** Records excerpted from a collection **
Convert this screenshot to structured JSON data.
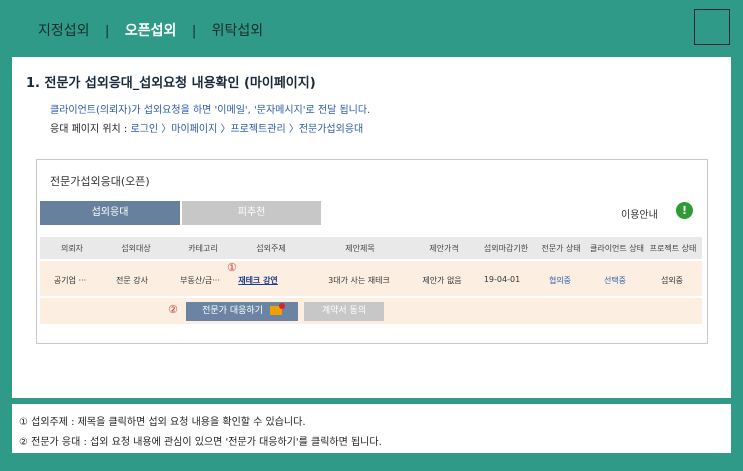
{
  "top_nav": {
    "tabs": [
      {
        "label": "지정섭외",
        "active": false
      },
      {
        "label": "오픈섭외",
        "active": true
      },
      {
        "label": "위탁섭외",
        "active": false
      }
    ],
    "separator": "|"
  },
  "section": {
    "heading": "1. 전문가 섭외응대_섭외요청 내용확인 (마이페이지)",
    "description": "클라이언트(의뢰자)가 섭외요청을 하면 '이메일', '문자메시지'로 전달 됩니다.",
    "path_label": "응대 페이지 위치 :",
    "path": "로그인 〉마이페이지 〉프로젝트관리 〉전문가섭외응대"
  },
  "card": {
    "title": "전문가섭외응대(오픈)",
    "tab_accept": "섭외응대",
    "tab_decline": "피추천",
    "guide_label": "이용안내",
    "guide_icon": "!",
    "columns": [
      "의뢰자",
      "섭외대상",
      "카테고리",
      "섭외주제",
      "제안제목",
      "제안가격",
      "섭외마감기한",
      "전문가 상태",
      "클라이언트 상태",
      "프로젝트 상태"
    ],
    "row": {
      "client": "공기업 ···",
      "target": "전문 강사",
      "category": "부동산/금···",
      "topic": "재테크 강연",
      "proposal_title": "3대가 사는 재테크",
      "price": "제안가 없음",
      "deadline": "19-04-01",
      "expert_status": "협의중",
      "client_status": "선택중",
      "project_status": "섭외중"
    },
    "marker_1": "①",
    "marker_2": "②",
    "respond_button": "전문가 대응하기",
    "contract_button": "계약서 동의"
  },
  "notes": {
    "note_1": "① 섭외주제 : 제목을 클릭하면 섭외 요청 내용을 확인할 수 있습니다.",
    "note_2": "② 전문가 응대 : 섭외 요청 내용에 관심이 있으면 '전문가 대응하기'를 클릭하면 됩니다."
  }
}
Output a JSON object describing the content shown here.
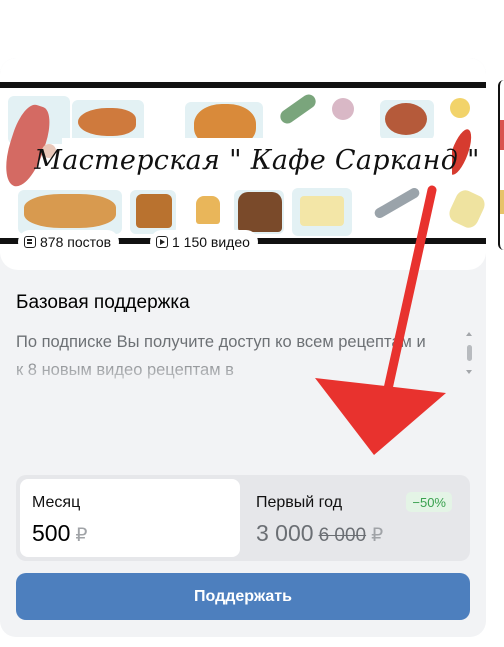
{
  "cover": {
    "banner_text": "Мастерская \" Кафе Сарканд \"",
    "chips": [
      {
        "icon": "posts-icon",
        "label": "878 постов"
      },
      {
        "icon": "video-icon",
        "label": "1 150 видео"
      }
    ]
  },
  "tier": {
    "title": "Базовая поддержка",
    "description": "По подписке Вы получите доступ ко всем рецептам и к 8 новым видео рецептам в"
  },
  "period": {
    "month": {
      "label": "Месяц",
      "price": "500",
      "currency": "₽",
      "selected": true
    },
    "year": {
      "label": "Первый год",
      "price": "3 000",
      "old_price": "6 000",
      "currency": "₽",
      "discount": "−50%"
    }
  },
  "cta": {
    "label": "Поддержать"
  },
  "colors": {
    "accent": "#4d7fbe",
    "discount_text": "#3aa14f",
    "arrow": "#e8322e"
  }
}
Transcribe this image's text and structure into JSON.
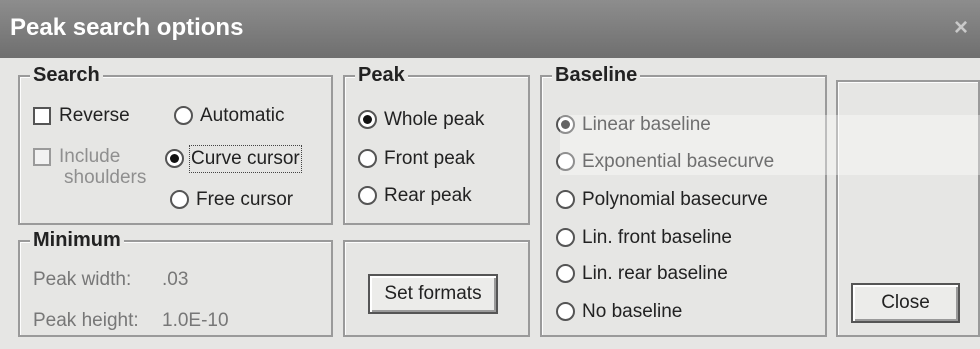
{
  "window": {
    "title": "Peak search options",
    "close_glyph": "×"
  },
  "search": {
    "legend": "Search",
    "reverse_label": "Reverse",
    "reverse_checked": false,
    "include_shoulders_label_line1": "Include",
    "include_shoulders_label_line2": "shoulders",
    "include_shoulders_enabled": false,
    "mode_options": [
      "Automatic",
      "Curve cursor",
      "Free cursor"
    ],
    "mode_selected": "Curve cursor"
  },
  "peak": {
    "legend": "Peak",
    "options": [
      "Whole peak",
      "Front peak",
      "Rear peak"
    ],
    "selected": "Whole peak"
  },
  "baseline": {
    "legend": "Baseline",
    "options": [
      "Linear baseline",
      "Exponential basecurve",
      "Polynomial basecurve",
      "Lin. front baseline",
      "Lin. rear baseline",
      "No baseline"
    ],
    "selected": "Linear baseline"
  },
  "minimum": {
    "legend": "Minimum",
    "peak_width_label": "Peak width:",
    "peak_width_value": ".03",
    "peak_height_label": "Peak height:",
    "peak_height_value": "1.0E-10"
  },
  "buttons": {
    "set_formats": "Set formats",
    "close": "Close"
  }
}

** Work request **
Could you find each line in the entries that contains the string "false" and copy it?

** Result **
        "active": false
        "active": false
    "reverse_checked": false,
    "include_shoulders_enabled": false,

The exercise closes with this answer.